Of course it’s not perfect. There are mosquitos, for one thing. And the toilet paper is scratchy. And you can forget about ice. But I love being in Italy. I love the food, of course. And the scenery. I love the light and the art and everything else that all the millions of tourists also love about Italy…..even though I don’t love the tourists…which, of course, is part of being a tourist!

What can you do.

Here’s where I stayed.











Here’s my room.










Here’s the neighborhood.










Here’s the the view.

29 Jun
Posted in: Travel, Writing
By    Comments Off on Being. Hearing.

Being. Hearing.

Here is a photo taken at Le Santucce, the former convent in Castiglion Fiorentino, where the writing workshops were held. And here is a sample of the writing I did on the balcony there, in response to this prompt: “Be where you are and write what you notice.”

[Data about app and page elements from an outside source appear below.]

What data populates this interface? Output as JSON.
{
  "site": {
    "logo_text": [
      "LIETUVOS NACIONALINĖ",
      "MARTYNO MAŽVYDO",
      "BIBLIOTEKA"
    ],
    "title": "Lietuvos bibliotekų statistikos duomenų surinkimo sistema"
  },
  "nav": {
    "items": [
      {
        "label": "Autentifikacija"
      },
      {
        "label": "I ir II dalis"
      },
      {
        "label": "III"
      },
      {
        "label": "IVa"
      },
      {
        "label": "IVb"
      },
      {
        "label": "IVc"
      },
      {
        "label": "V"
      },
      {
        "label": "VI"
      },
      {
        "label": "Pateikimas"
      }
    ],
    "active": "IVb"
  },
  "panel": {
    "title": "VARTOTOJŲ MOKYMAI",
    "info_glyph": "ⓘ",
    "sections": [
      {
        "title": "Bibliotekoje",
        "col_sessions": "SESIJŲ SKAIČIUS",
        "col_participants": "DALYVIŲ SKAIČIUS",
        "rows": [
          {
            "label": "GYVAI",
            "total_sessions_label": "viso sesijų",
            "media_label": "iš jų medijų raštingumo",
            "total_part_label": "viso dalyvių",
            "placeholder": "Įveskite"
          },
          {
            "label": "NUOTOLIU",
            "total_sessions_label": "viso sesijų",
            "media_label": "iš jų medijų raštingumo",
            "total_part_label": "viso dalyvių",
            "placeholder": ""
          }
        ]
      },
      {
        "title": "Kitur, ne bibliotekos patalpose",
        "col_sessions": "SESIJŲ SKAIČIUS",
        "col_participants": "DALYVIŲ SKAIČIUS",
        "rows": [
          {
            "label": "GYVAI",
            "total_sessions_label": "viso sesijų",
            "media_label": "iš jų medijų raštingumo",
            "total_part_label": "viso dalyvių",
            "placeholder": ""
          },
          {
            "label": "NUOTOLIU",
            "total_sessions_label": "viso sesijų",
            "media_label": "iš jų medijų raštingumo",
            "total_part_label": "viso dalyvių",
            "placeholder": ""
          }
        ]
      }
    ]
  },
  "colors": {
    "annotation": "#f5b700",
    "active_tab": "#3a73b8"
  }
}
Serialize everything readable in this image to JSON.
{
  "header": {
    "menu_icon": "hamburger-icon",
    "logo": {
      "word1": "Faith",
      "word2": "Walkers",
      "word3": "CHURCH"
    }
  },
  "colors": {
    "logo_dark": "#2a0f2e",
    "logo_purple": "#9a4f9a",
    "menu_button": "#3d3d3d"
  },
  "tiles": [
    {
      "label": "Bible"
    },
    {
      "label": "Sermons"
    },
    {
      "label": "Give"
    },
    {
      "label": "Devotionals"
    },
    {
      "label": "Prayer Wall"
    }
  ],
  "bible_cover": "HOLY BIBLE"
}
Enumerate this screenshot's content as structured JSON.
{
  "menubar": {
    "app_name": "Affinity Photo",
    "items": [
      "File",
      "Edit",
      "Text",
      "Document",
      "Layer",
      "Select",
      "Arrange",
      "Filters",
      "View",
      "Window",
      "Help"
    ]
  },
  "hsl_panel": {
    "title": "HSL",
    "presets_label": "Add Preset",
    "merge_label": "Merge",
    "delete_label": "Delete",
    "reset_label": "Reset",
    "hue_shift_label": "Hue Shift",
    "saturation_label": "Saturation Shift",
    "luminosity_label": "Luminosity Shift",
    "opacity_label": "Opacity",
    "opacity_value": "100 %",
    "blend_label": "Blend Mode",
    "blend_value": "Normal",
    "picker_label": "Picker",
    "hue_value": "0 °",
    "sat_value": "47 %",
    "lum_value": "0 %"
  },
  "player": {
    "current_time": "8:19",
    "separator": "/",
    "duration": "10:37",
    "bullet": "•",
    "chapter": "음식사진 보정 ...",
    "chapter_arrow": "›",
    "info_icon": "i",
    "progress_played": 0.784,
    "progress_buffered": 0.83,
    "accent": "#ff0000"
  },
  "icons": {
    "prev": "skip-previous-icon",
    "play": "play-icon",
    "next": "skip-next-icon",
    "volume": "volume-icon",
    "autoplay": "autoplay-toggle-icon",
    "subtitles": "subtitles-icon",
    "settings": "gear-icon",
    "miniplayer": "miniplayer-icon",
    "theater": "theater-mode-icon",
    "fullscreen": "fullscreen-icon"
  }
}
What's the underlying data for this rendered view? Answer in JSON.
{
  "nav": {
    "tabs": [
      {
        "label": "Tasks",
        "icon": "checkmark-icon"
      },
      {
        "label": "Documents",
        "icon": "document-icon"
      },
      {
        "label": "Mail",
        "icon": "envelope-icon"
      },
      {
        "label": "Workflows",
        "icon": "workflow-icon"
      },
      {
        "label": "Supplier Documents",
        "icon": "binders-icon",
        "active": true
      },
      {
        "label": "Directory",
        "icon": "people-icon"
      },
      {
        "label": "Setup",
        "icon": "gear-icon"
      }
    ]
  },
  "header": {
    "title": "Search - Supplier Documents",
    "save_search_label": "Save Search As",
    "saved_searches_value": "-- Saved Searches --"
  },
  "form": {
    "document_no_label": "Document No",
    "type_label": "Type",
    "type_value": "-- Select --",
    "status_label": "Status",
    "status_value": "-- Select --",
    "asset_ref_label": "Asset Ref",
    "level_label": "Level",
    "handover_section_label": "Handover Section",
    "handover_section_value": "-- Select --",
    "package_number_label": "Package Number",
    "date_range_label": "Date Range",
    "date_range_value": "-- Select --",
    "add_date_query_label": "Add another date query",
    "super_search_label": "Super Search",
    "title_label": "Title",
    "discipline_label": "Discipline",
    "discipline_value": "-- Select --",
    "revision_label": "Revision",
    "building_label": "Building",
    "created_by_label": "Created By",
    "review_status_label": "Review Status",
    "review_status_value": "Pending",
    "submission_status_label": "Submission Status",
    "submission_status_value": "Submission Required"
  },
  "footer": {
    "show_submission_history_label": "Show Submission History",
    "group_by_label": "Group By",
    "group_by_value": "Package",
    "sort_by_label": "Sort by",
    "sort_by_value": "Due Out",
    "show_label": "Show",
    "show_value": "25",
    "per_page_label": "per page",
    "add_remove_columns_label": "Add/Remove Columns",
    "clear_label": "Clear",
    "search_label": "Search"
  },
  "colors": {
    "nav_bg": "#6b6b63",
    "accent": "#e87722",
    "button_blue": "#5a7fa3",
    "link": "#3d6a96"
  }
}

The ringing of bells.
The swoosh and roar, pause, then buzz of unseen traffic.
A crescendo, now, of tires-on-pavement.
More bells.
And now a racket of birds.
Insects: whine, snap, whiz, crackle.
Then more of the swoosh and swipe of cars on the road. And behind it all: birds.
The sputter of another motor.
More birds again: coo-ing and who-ing.
A cat appears. Soundless.
Then the sizzle of cicadas.
And now the buzz of my own blood as it sings behind my ears.
All these sounds, rising and falling, pausing, overlapping, punctuated one with another. And then a wash of sounds, points of sound — a dog barks, someone shouts somewhere in the hills — then the droning continues, rises again, some kind of machinery starts up, then desists, a sputter, then bird song — a bee startles by — traffic noise takes the foreground, then shifts — sotto voce.
There is a high whine in the distance.
Metal-on-metal, then wood-striking-metal.
More birds.
Staccato of woodpecker.
Finches — soprano — insistent, triumphant at first, then alarmed.
Wrens scolding one another.
Something metallic shifts. A percussive exchange.
Teacups and saucers.
A coda of train in the distance.
Then the chorus again: woodpecker and truck-rush, motorcycle, warble and tweeting, clicks, footsteps (canvas on stone), a car honks, that motor again (closer this time)…buzzing and humming, growling, then puttering, idling, then high and angry, then silent.
But the silence is never silent.
Or haven’t you heard?